From as far back as the seventies to literally last month, there’s no shortage of musicians who have had to hear the wonderful news that they’re dead.
In June 2016 a tweet came from Tenacious D’s official account, saying that frontman Jack Black had passed away in the wee hours of the night before.
Later it was revealed that their account had been hacked, but that wasn’t before a congregation of his fans hadn’t already spread the news.
This one is fresh, plus it’s nice and close to home. Last month, Australian hip-hop sensation Illy stumbled across a “BREAKING NEWS” article informing him that he was dead.
Being the still alive person that he was, he disarmed the whole debacle on social media quick smart.
Foo Fighters frontman Dave Grohl has been the victim of several death hoaxes, but most notably in 2006 where a number of conspiracy theories about his demise started doing the rounds. Obviously, he’s still here.
Speaking to NME about the incident, Grohl never lost his sense of humour; “I’m like a cockroach – don’t worry, I’ll be around for a long time.”
The legendary Neil Young is the king of death hoaxes, having to seriously shut down some fake claims in 1975, 1979 and yet again in 2012.
The most recent account is the juiciest, when NBC reported “Astronaut Neil Young, first man to walk on moon, dies at age 82”. Neil Armstrong, not Neil Young, had passed away (may he rest in peace).
Of all the musos on this list, Alice Cooper was likely the only one to have enjoyed the news of his death. I mean, it’s very on brand.

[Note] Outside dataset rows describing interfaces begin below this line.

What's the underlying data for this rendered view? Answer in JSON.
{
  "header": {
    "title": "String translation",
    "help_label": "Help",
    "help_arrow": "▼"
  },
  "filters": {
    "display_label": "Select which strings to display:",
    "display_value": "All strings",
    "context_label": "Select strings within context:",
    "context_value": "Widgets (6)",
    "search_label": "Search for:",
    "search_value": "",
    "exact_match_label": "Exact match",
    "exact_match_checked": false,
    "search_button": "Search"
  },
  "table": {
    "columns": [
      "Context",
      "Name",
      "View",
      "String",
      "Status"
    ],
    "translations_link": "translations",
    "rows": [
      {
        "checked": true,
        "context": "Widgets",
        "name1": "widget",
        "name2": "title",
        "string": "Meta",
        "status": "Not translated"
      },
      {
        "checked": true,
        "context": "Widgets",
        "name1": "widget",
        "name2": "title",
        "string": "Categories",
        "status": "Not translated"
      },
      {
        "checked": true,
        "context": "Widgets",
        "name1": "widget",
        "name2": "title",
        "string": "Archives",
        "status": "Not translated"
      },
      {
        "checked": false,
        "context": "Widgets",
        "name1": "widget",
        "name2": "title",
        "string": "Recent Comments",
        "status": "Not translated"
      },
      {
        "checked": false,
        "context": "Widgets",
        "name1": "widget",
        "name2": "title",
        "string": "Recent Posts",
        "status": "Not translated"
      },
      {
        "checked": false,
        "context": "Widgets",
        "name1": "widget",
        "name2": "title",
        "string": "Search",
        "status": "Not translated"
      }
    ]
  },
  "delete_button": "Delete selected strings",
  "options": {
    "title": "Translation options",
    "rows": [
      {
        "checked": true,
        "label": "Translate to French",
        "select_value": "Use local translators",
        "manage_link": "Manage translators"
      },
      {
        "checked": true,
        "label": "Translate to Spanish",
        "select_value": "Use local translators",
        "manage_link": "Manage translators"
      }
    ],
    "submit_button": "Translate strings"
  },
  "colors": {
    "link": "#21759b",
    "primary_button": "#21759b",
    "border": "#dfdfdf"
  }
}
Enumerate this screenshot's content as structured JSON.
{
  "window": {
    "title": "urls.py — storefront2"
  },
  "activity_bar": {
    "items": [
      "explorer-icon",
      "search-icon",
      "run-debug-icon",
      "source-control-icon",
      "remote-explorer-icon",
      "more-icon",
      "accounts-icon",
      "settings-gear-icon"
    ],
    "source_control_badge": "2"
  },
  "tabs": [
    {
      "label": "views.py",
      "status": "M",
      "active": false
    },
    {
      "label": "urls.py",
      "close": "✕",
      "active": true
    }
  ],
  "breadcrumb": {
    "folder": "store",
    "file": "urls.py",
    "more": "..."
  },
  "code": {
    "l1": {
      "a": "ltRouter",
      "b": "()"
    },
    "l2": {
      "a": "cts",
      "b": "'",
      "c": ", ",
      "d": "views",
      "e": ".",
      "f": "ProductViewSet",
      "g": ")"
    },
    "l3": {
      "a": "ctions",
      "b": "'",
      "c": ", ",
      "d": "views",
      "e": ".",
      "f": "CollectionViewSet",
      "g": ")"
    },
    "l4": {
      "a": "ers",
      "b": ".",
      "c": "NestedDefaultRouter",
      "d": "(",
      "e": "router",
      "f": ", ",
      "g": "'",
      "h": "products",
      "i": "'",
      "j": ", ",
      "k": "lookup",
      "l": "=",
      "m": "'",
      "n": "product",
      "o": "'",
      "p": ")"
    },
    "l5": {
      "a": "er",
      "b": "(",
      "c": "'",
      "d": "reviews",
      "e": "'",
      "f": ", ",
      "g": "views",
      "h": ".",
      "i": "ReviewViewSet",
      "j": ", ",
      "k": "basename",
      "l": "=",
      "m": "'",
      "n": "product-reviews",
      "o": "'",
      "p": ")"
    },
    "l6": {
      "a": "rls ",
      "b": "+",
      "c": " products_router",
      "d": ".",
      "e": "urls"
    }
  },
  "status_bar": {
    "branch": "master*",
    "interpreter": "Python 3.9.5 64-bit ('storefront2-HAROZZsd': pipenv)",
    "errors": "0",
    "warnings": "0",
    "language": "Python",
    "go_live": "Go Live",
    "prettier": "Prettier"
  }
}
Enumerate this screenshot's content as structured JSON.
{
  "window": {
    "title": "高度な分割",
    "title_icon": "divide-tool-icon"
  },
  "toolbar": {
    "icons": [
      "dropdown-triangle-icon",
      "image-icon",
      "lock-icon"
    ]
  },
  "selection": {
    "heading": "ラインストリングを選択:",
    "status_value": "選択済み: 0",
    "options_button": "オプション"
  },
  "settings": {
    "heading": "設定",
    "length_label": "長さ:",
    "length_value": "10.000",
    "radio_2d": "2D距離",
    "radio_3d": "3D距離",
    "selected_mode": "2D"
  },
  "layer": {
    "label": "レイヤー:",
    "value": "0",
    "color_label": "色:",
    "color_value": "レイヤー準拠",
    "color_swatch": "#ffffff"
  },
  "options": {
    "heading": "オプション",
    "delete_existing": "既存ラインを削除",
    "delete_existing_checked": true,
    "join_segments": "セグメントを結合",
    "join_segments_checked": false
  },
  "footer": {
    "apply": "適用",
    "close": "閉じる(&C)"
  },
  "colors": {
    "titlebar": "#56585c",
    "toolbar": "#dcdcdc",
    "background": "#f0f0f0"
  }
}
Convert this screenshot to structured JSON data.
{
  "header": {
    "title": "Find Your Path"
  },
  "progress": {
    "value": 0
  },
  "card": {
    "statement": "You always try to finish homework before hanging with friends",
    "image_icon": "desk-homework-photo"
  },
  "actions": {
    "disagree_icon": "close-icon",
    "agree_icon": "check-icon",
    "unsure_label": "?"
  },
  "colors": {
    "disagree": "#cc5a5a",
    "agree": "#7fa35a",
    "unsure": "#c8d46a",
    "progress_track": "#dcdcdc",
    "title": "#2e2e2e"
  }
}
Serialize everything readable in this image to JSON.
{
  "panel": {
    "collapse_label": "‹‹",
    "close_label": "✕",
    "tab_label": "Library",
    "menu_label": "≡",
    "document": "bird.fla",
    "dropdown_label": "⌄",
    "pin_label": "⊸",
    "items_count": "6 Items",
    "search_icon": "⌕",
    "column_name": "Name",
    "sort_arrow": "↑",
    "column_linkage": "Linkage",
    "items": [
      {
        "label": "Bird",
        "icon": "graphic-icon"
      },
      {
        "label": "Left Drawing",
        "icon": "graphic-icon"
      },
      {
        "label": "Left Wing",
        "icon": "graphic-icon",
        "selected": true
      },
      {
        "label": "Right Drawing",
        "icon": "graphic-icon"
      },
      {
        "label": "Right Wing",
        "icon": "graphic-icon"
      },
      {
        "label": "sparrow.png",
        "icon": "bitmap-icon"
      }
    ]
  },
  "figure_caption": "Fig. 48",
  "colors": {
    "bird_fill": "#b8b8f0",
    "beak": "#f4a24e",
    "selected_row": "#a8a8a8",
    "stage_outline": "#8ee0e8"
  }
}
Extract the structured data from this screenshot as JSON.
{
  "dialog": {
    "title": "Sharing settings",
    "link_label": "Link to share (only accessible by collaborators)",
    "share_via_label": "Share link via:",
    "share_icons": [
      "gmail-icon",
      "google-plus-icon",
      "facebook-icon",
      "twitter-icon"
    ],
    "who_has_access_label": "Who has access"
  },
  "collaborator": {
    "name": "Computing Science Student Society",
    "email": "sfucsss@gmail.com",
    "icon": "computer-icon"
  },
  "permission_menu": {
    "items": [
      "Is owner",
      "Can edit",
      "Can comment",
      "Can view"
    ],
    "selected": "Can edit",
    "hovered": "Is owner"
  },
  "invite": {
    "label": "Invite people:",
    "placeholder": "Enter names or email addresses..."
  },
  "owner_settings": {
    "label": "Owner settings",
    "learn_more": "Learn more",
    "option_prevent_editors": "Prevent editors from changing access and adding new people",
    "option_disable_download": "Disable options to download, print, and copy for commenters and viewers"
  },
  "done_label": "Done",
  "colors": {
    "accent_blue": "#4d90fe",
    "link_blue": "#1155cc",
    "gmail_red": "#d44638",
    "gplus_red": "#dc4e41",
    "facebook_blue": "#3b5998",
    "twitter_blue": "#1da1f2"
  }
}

In 1970 Melody Maker Magazine posted a fake obituary that was apparently so believable, most of Cooper’s fans took it as gospel. Eventually, the rocker had to issue a statement:
“I’m alive, and drunk as usual.”